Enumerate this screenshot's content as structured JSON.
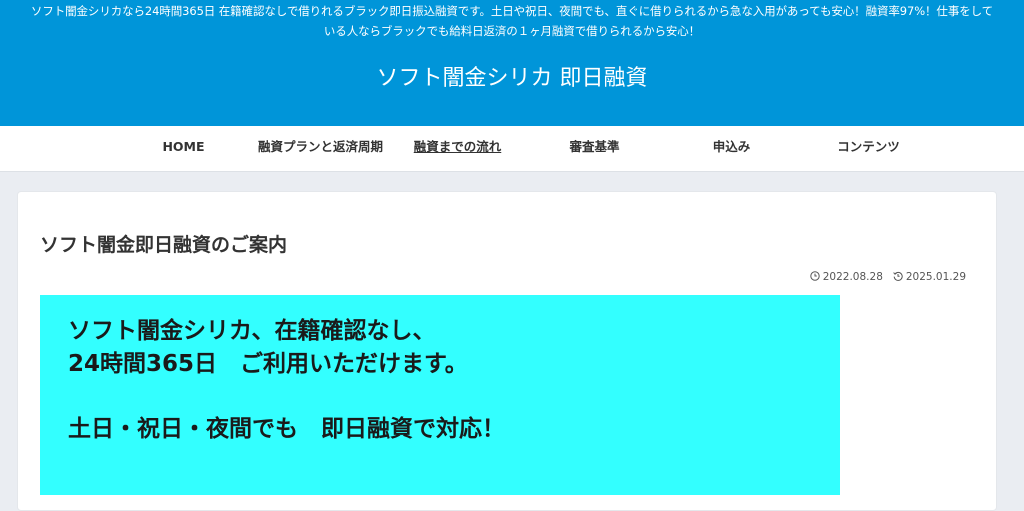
{
  "header": {
    "description": "ソフト闇金シリカなら24時間365日 在籍確認なしで借りれるブラック即日振込融資です。土日や祝日、夜間でも、直ぐに借りられるから急な入用があっても安心！融資率97%！仕事をしている人ならブラックでも給料日返済の１ヶ月融資で借りられるから安心！",
    "site_title": "ソフト闇金シリカ 即日融資",
    "background_color": "#0095d9"
  },
  "nav": {
    "items": [
      {
        "label": "HOME"
      },
      {
        "label": "融資プランと返済周期"
      },
      {
        "label": "融資までの流れ"
      },
      {
        "label": "審査基準"
      },
      {
        "label": "申込み"
      },
      {
        "label": "コンテンツ"
      }
    ]
  },
  "article": {
    "title": "ソフト闇金即日融資のご案内",
    "published": {
      "icon": "clock-icon",
      "date": "2022.08.28"
    },
    "updated": {
      "icon": "history-icon",
      "date": "2025.01.29"
    },
    "banner": {
      "background_color": "#33ffff",
      "line1": "ソフト闇金シリカ、在籍確認なし、",
      "line2": "24時間365日　ご利用いただけます。",
      "line3": "土日・祝日・夜間でも　即日融資で対応！"
    }
  }
}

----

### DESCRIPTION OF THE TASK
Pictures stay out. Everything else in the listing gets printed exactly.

### YOUR SOLUTION
Enumerate this screenshot's content as structured JSON.
{
  "header": {
    "description": "ソフト闇金シリカなら24時間365日 在籍確認なしで借りれるブラック即日振込融資です。土日や祝日、夜間でも、直ぐに借りられるから急な入用があっても安心！融資率97%！仕事をしている人ならブラックでも給料日返済の１ヶ月融資で借りられるから安心！",
    "site_title": "ソフト闇金シリカ 即日融資",
    "background_color": "#0095d9"
  },
  "nav": {
    "items": [
      {
        "label": "HOME"
      },
      {
        "label": "融資プランと返済周期"
      },
      {
        "label": "融資までの流れ"
      },
      {
        "label": "審査基準"
      },
      {
        "label": "申込み"
      },
      {
        "label": "コンテンツ"
      }
    ]
  },
  "article": {
    "title": "ソフト闇金即日融資のご案内",
    "published": {
      "icon": "clock-icon",
      "date": "2022.08.28"
    },
    "updated": {
      "icon": "history-icon",
      "date": "2025.01.29"
    },
    "banner": {
      "background_color": "#33ffff",
      "line1": "ソフト闇金シリカ、在籍確認なし、",
      "line2": "24時間365日　ご利用いただけます。",
      "line3": "土日・祝日・夜間でも　即日融資で対応！"
    }
  }
}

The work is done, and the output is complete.